Beginning in 2009, Bowman implemented "a model of restorative justice" at his school, in order to "fight the pipeline from school to prison," according to a Justice Democrats news release.
Knowing that the system does not work for the community, even under Democratic leadership, Bowman announced his candidacy for the position of representative of New York's 16th District, and against Engel, who has been in office for 31 years, one year before George Floyd's death.
The focus of his campaign has been racial injustice and human rights.
"We were unapologetic about that from the very beginning," Bowman told NBC News in a phone interview. "Coming into the campaign, we felt that structural racism, institutional racism, institutional classism, institutional sexism, and militarism are the evils that continue to plague American society generally."
Once Floyd's death triggered the street demonstrations, Bowman joined them, again marking a major contrast to Engel.
As NBC explained, the area in which both candidates are competing is a kind of "unicorn.”
It is a mostly minority district that includes parts of the diverse, mostly white, working-class Bronx and parts of Westchester, as well as suburban areas like Mount Vernon, Yonkers, and New Rochelle.
"When you look at this district, what you see is a tale of two districts," Bowman said. "In one part of the district, you have incredible wealth. In the other part of the district, you have the highest number of WIC recipients of any congressional district in the country," he added, referring to a federal nutrition assistance program.

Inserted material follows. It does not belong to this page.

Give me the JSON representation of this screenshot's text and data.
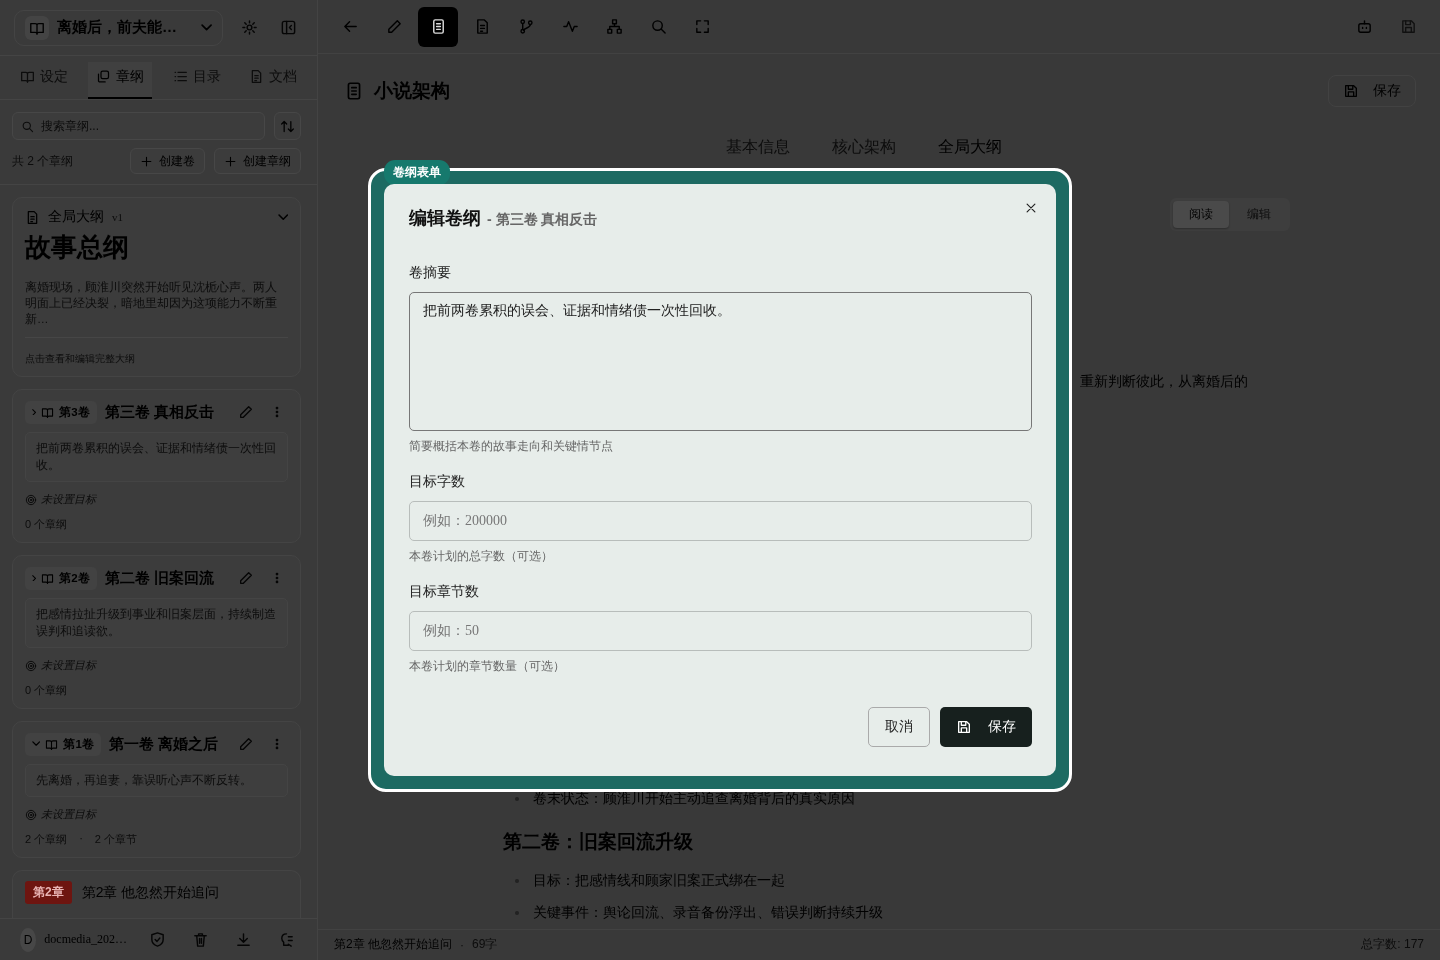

To close that gap, Bowman hopes to get "massive economic investment" throughout the district but particularly in areas where poverty is concentrated. His agenda includes a federal guarantee of jobs, up to 70,000 new affordable homes in the district, federal aid to improve existing public housing, and boosting public school budgets and universal health care through Medicare for All, among others.
As the New York Times explains, the outcome of the 2019 primaries was "a visceral warning" to Democratic leaders, who must begin to realize the urgency of progressive change, and who must learn not to "underestimate" the candidates behind it.
While Clinton embodied the party's dinosaurs and joined voices with other House Democrats such as Nancy Pelosi, James E. Clyburn, and Hakeem Jeffries, Bowman received massive support from the progressive wing, including such big names as Bernie Sanders, Elizabeth Warren, Ayanna Pressley, and AOC herself.
Similarly, while Engel has been known to receive less than 1% of his funds from independent donors, Bowman has made use of the grassroots policy formula and has the unconditional support of liberal groups like the Working Families Party and political action committees like the Justice Democrats, who have promised to invest more than $500,000 to get Engel out of office.
Bowman began this campaign last June, with several other candidates, including a lawyer, Chris Fink; Sammy Ravelo, a retired police lieutenant; and Andom Ghebreghiorgis, who retired earlier this month and supported Bowman, solidifying his support among progressives.
“We’ve anchored our race in fighting for racial and economic justice from the very beginning,” Bowman said in an interview. “And what COVID and now these protests are revealing is, to the rest of the country, is how broken our system is.”
On Tuesday, the 44-year-old former middle-school principal toppled longtime Democratic stalwart Eliot Engel in the party’s primary for New York’s 16th District.